Element data from apps and pages:
※

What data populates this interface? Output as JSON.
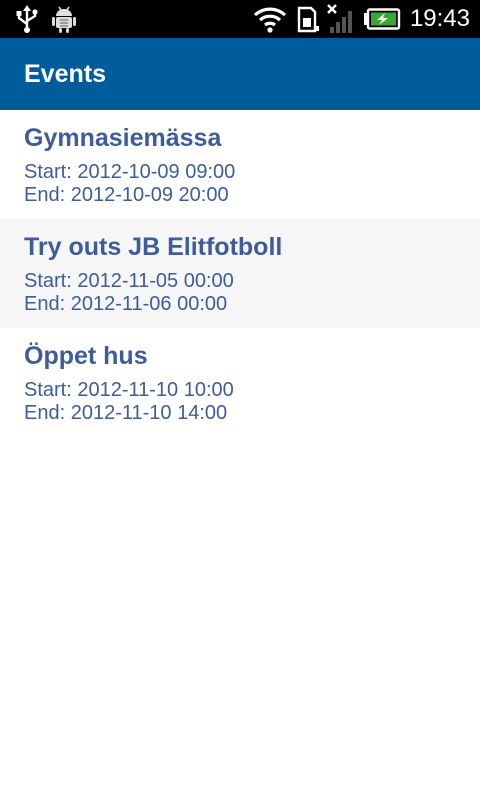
{
  "status_bar": {
    "time": "19:43",
    "icons": [
      "usb-icon",
      "android-debug-icon",
      "wifi-icon",
      "sd-card-icon",
      "signal-icon",
      "battery-charging-icon"
    ]
  },
  "colors": {
    "action_bar": "#005c9a",
    "event_text": "#3e5c9c",
    "alt_row": "#f6f6f6"
  },
  "header": {
    "title": "Events"
  },
  "events": [
    {
      "title": "Gymnasiemässa",
      "start": "Start: 2012-10-09 09:00",
      "end": "End: 2012-10-09 20:00"
    },
    {
      "title": "Try outs JB Elitfotboll",
      "start": "Start: 2012-11-05 00:00",
      "end": "End: 2012-11-06 00:00"
    },
    {
      "title": "Öppet hus",
      "start": "Start: 2012-11-10 10:00",
      "end": "End: 2012-11-10 14:00"
    }
  ]
}
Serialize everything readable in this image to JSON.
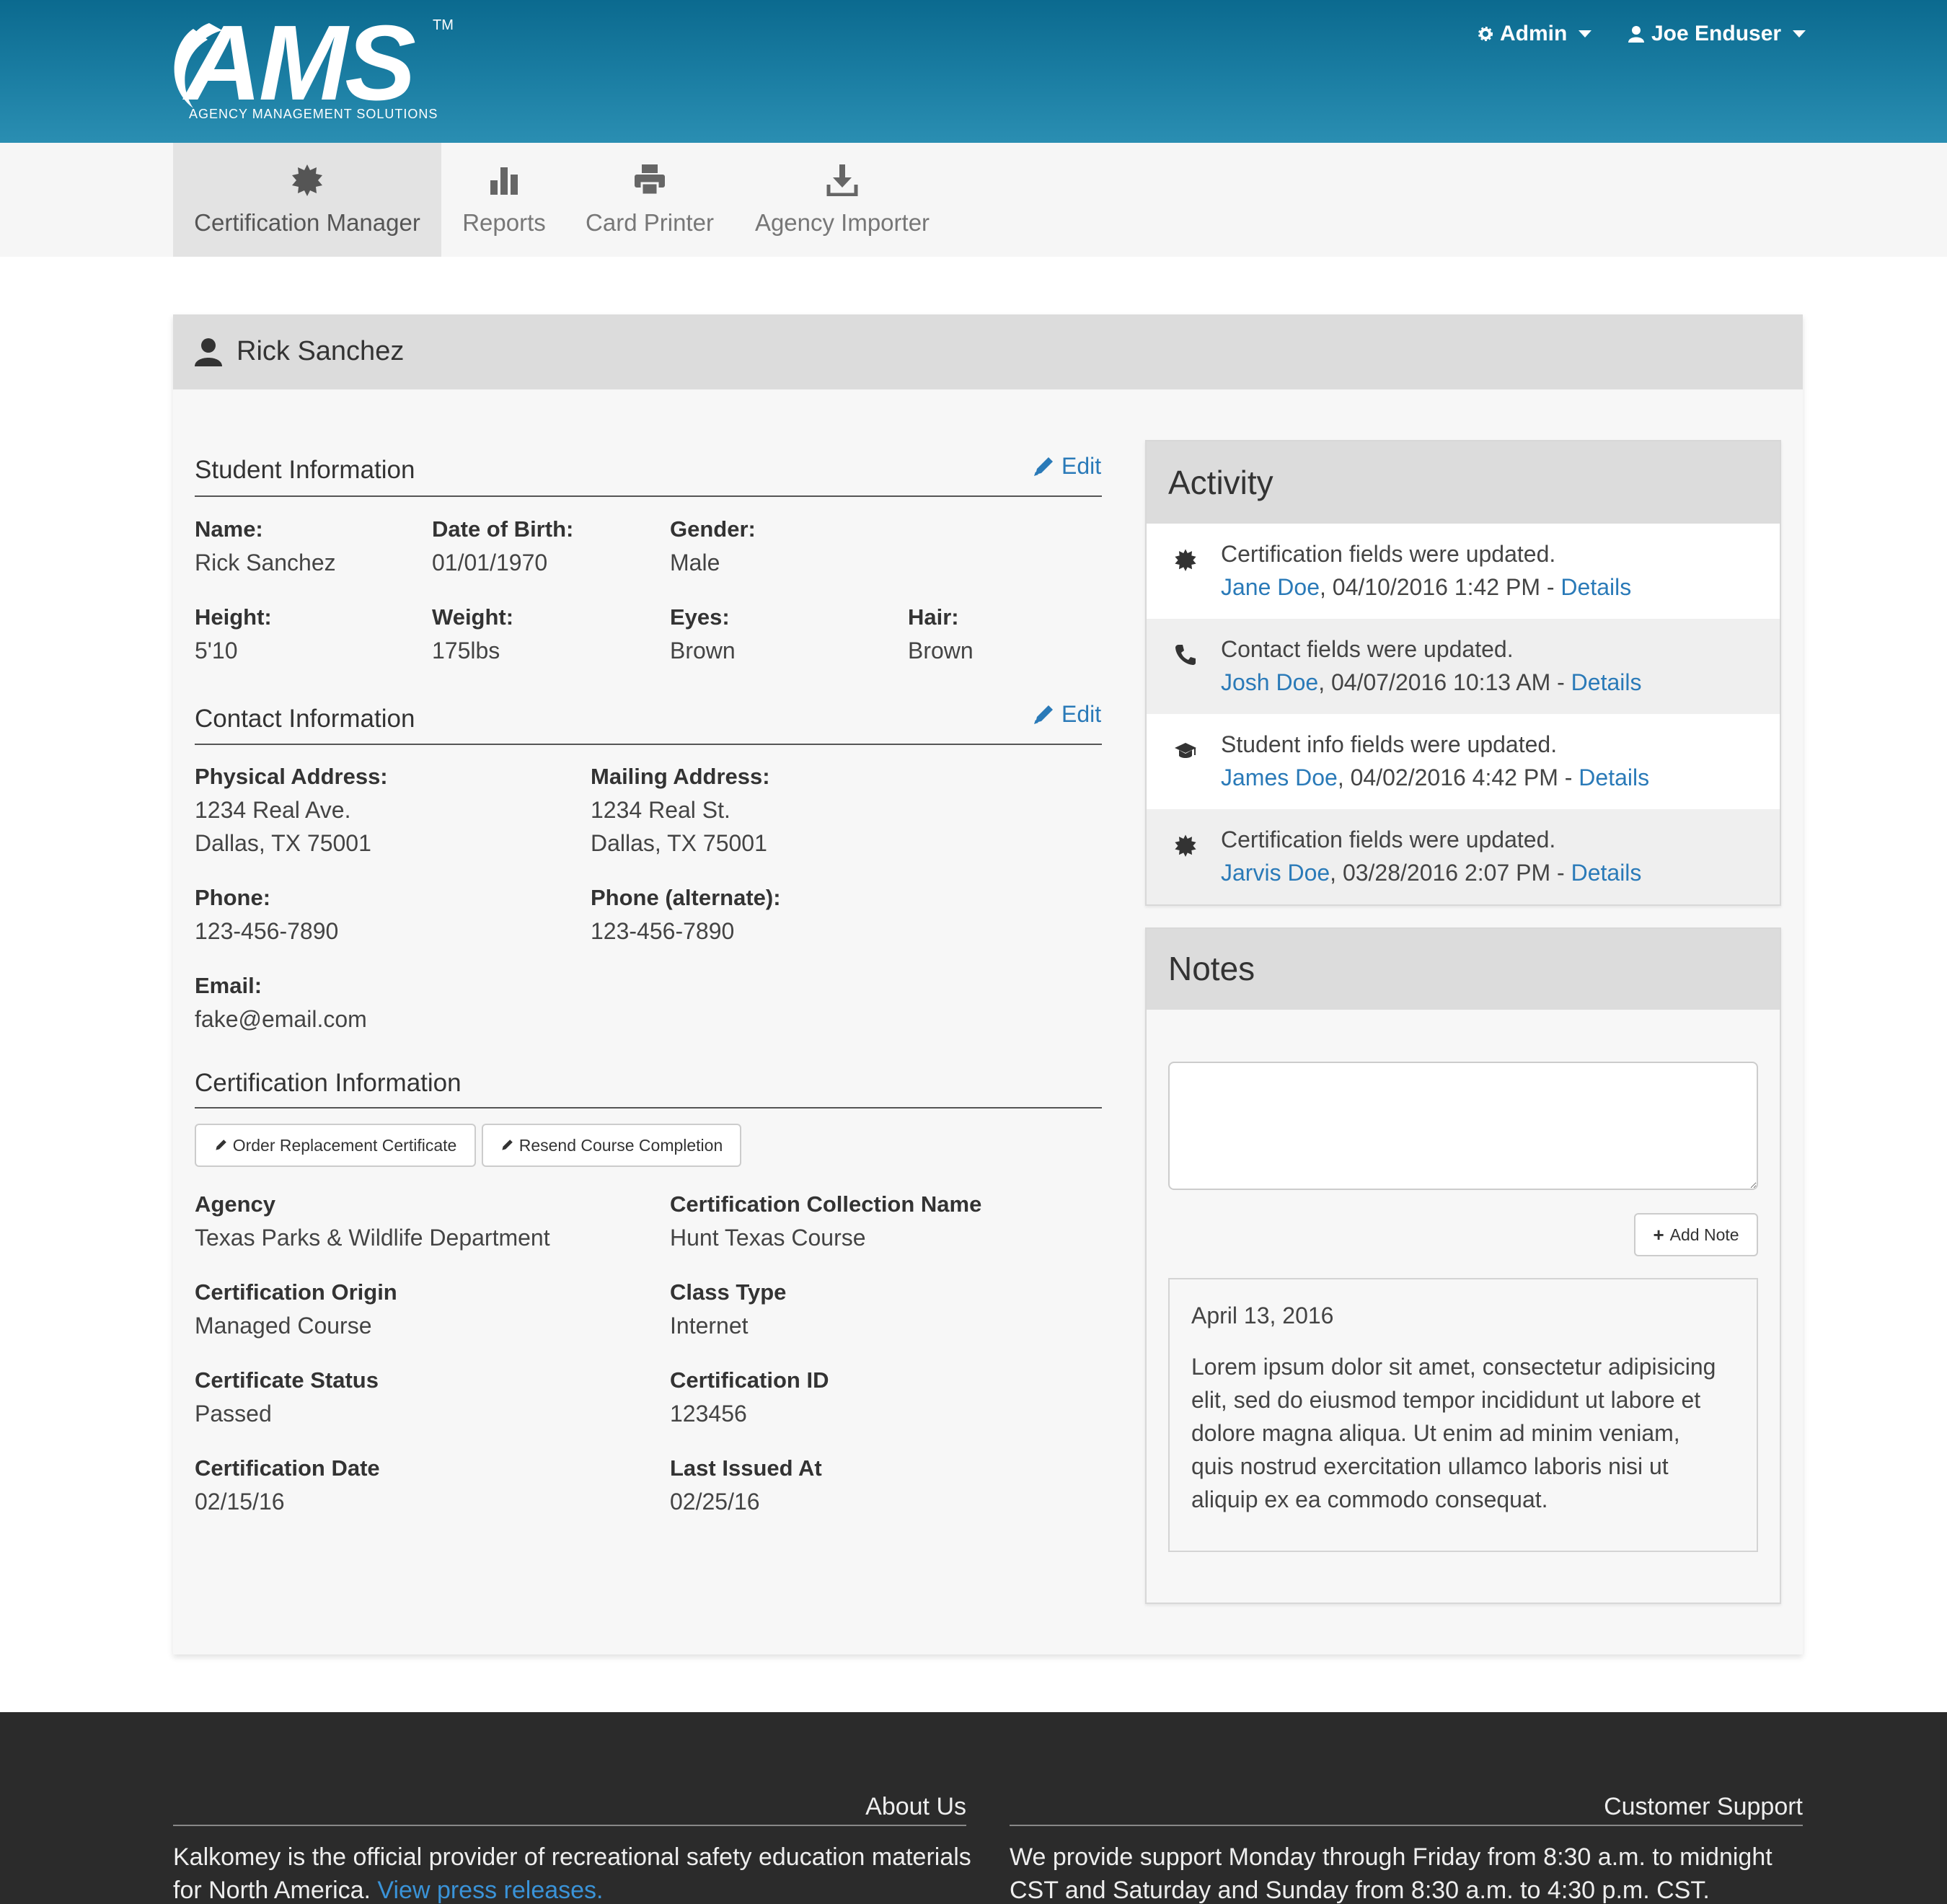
{
  "header": {
    "logo_text": "AMS",
    "logo_tm": "TM",
    "logo_subtitle": "AGENCY MANAGEMENT SOLUTIONS",
    "admin_menu": "Admin",
    "user_menu": "Joe Enduser"
  },
  "nav": {
    "items": [
      {
        "label": "Certification Manager",
        "icon": "badge-icon",
        "active": true
      },
      {
        "label": "Reports",
        "icon": "bar-chart-icon"
      },
      {
        "label": "Card Printer",
        "icon": "printer-icon"
      },
      {
        "label": "Agency Importer",
        "icon": "download-icon"
      }
    ]
  },
  "person": {
    "name": "Rick Sanchez"
  },
  "student_info": {
    "title": "Student Information",
    "edit_label": "Edit",
    "name_label": "Name:",
    "name": "Rick Sanchez",
    "dob_label": "Date of Birth:",
    "dob": "01/01/1970",
    "gender_label": "Gender:",
    "gender": "Male",
    "height_label": "Height:",
    "height": "5'10",
    "weight_label": "Weight:",
    "weight": "175lbs",
    "eyes_label": "Eyes:",
    "eyes": "Brown",
    "hair_label": "Hair:",
    "hair": "Brown"
  },
  "contact_info": {
    "title": "Contact Information",
    "edit_label": "Edit",
    "physical_label": "Physical Address:",
    "physical_line1": "1234 Real Ave.",
    "physical_line2": "Dallas, TX 75001",
    "mailing_label": "Mailing Address:",
    "mailing_line1": "1234 Real St.",
    "mailing_line2": "Dallas, TX 75001",
    "phone_label": "Phone:",
    "phone": "123-456-7890",
    "phone_alt_label": "Phone (alternate):",
    "phone_alt": "123-456-7890",
    "email_label": "Email:",
    "email": "fake@email.com"
  },
  "cert_info": {
    "title": "Certification Information",
    "order_button": "Order Replacement Certificate",
    "resend_button": "Resend Course Completion",
    "agency_label": "Agency",
    "agency": "Texas Parks & Wildlife Department",
    "collection_label": "Certification Collection Name",
    "collection": "Hunt Texas Course",
    "origin_label": "Certification Origin",
    "origin": "Managed Course",
    "class_label": "Class Type",
    "class_type": "Internet",
    "status_label": "Certificate Status",
    "status": "Passed",
    "id_label": "Certification ID",
    "id": "123456",
    "date_label": "Certification Date",
    "date": "02/15/16",
    "issued_label": "Last Issued At",
    "issued": "02/25/16"
  },
  "activity": {
    "title": "Activity",
    "items": [
      {
        "icon": "badge-icon",
        "text": "Certification fields were updated.",
        "user": "Jane Doe",
        "when": ", 04/10/2016 1:42 PM - ",
        "details": "Details"
      },
      {
        "icon": "phone-icon",
        "text": "Contact fields were updated.",
        "user": "Josh Doe",
        "when": ", 04/07/2016 10:13 AM - ",
        "details": "Details"
      },
      {
        "icon": "graduation-cap-icon",
        "text": "Student info fields were updated.",
        "user": "James Doe",
        "when": ", 04/02/2016 4:42 PM - ",
        "details": "Details"
      },
      {
        "icon": "badge-icon",
        "text": "Certification fields were updated.",
        "user": "Jarvis Doe",
        "when": ", 03/28/2016 2:07 PM - ",
        "details": "Details"
      }
    ]
  },
  "notes": {
    "title": "Notes",
    "textarea_value": "",
    "add_button": "Add Note",
    "note_date": "April 13, 2016",
    "note_line1": "Lorem ipsum dolor sit amet, consectetur adipisicing",
    "note_line2": "elit, sed do eiusmod tempor incididunt ut labore et",
    "note_line3": "dolore magna aliqua. Ut enim ad minim veniam,",
    "note_line4": "quis nostrud exercitation ullamco laboris nisi ut",
    "note_line5": "aliquip ex ea commodo consequat."
  },
  "footer": {
    "about_title": "About Us",
    "about_line1": "Kalkomey is the official provider of recreational safety education materials",
    "about_line2": "for North America. ",
    "press_link": "View press releases.",
    "support_title": "Customer Support",
    "support_line1": "We provide support Monday through Friday from 8:30 a.m. to midnight",
    "support_line2": "CST and Saturday and Sunday from 8:30 a.m. to 4:30 p.m. CST."
  },
  "colors": {
    "header": "#1b7ea3",
    "link": "#2a7ab8",
    "footer": "#2b2b2b"
  }
}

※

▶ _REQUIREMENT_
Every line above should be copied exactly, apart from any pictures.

▶ _SOLUTION FOR THIS EXERCISE_
What data populates this interface? Output as JSON.
{
  "status_bar": {
    "time": "19:43",
    "icons": [
      "usb-icon",
      "android-debug-icon",
      "wifi-icon",
      "sd-card-icon",
      "signal-icon",
      "battery-charging-icon"
    ]
  },
  "colors": {
    "action_bar": "#005c9a",
    "event_text": "#3e5c9c",
    "alt_row": "#f6f6f6"
  },
  "header": {
    "title": "Events"
  },
  "events": [
    {
      "title": "Gymnasiemässa",
      "start": "Start: 2012-10-09 09:00",
      "end": "End: 2012-10-09 20:00"
    },
    {
      "title": "Try outs JB Elitfotboll",
      "start": "Start: 2012-11-05 00:00",
      "end": "End: 2012-11-06 00:00"
    },
    {
      "title": "Öppet hus",
      "start": "Start: 2012-11-10 10:00",
      "end": "End: 2012-11-10 14:00"
    }
  ]
}
Serialize everything readable in this image to JSON.
{
  "header": {
    "logo_text": "AMS",
    "logo_tm": "TM",
    "logo_subtitle": "AGENCY MANAGEMENT SOLUTIONS",
    "admin_menu": "Admin",
    "user_menu": "Joe Enduser"
  },
  "nav": {
    "items": [
      {
        "label": "Certification Manager",
        "icon": "badge-icon",
        "active": true
      },
      {
        "label": "Reports",
        "icon": "bar-chart-icon"
      },
      {
        "label": "Card Printer",
        "icon": "printer-icon"
      },
      {
        "label": "Agency Importer",
        "icon": "download-icon"
      }
    ]
  },
  "person": {
    "name": "Rick Sanchez"
  },
  "student_info": {
    "title": "Student Information",
    "edit_label": "Edit",
    "name_label": "Name:",
    "name": "Rick Sanchez",
    "dob_label": "Date of Birth:",
    "dob": "01/01/1970",
    "gender_label": "Gender:",
    "gender": "Male",
    "height_label": "Height:",
    "height": "5'10",
    "weight_label": "Weight:",
    "weight": "175lbs",
    "eyes_label": "Eyes:",
    "eyes": "Brown",
    "hair_label": "Hair:",
    "hair": "Brown"
  },
  "contact_info": {
    "title": "Contact Information",
    "edit_label": "Edit",
    "physical_label": "Physical Address:",
    "physical_line1": "1234 Real Ave.",
    "physical_line2": "Dallas, TX 75001",
    "mailing_label": "Mailing Address:",
    "mailing_line1": "1234 Real St.",
    "mailing_line2": "Dallas, TX 75001",
    "phone_label": "Phone:",
    "phone": "123-456-7890",
    "phone_alt_label": "Phone (alternate):",
    "phone_alt": "123-456-7890",
    "email_label": "Email:",
    "email": "fake@email.com"
  },
  "cert_info": {
    "title": "Certification Information",
    "order_button": "Order Replacement Certificate",
    "resend_button": "Resend Course Completion",
    "agency_label": "Agency",
    "agency": "Texas Parks & Wildlife Department",
    "collection_label": "Certification Collection Name",
    "collection": "Hunt Texas Course",
    "origin_label": "Certification Origin",
    "origin": "Managed Course",
    "class_label": "Class Type",
    "class_type": "Internet",
    "status_label": "Certificate Status",
    "status": "Passed",
    "id_label": "Certification ID",
    "id": "123456",
    "date_label": "Certification Date",
    "date": "02/15/16",
    "issued_label": "Last Issued At",
    "issued": "02/25/16"
  },
  "activity": {
    "title": "Activity",
    "items": [
      {
        "icon": "badge-icon",
        "text": "Certification fields were updated.",
        "user": "Jane Doe",
        "when": ", 04/10/2016 1:42 PM - ",
        "details": "Details"
      },
      {
        "icon": "phone-icon",
        "text": "Contact fields were updated.",
        "user": "Josh Doe",
        "when": ", 04/07/2016 10:13 AM - ",
        "details": "Details"
      },
      {
        "icon": "graduation-cap-icon",
        "text": "Student info fields were updated.",
        "user": "James Doe",
        "when": ", 04/02/2016 4:42 PM - ",
        "details": "Details"
      },
      {
        "icon": "badge-icon",
        "text": "Certification fields were updated.",
        "user": "Jarvis Doe",
        "when": ", 03/28/2016 2:07 PM - ",
        "details": "Details"
      }
    ]
  },
  "notes": {
    "title": "Notes",
    "textarea_value": "",
    "add_button": "Add Note",
    "note_date": "April 13, 2016",
    "note_line1": "Lorem ipsum dolor sit amet, consectetur adipisicing",
    "note_line2": "elit, sed do eiusmod tempor incididunt ut labore et",
    "note_line3": "dolore magna aliqua. Ut enim ad minim veniam,",
    "note_line4": "quis nostrud exercitation ullamco laboris nisi ut",
    "note_line5": "aliquip ex ea commodo consequat."
  },
  "footer": {
    "about_title": "About Us",
    "about_line1": "Kalkomey is the official provider of recreational safety education materials",
    "about_line2": "for North America. ",
    "press_link": "View press releases.",
    "support_title": "Customer Support",
    "support_line1": "We provide support Monday through Friday from 8:30 a.m. to midnight",
    "support_line2": "CST and Saturday and Sunday from 8:30 a.m. to 4:30 p.m. CST."
  },
  "colors": {
    "header": "#1b7ea3",
    "link": "#2a7ab8",
    "footer": "#2b2b2b"
  }
}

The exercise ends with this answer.